David Rosenboom (born 1947) is a composer, performer, interdisciplinary artist, conductor, author, and educator. Since the 1960s he has explored ideas about spontaneously emerging musical forms, languages for improvisation, new techniques in scoring for ensembles, cross-cultural collaborations, performance art, and multimedia, the interactive music of the infosphere, an approach to compositional modeling termed propositional music, and extended musical interface with the human nervous system. His work is widely published, recorded, distributed, and presented around the world, and he is known as a pioneer in American experimental music.
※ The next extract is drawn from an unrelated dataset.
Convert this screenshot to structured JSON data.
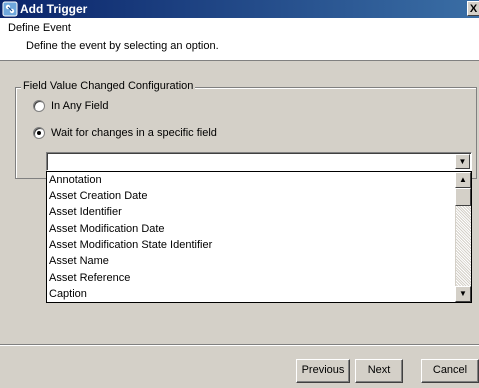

“Future Travel (1981) is a journey in sonic imagery. It is set sometime in the future and its starting point is Earth. The traveler, whose point of view we imagine, is a spirit being, representing the first awareness of a new form of consciousness to which humans have evolved. At an earlier point in the evolution of the Earth human beings had become aware of the unstoppable momentum of the course they had set and the unlikelihood of their surviving. Consequently, attention was turned towards learning to direct the process of their evolution to a new form. This form is a macroscopic one, a large-scale organism, to which all, individual entities of earlier Earthly forms contributed. The first awareness of this new form of existence is beginning now.
“And Out Come the Night Ears (1978) is a solo for piano interfaced with an electronic system developed through a particular improvisation practice that manifests anew in each performance. Because this practice has an identity in my mind associated with specific piano exercises I composed for myself, certain musical materials, particular interactive electronics techniques, and a body of performances, it is as such a piece that is not a piece and I call it a piece. The recording presented here is extracted from an approximately one-hour-long performance given in a concert that was coincident with the rollout of the then new Buchla 300 Electric Music Box. I sometimes think of the piano as if it was an orchestra, and in this rendition, the Buchla 300 provided a means of extending that orchestra.” —David Rosenboom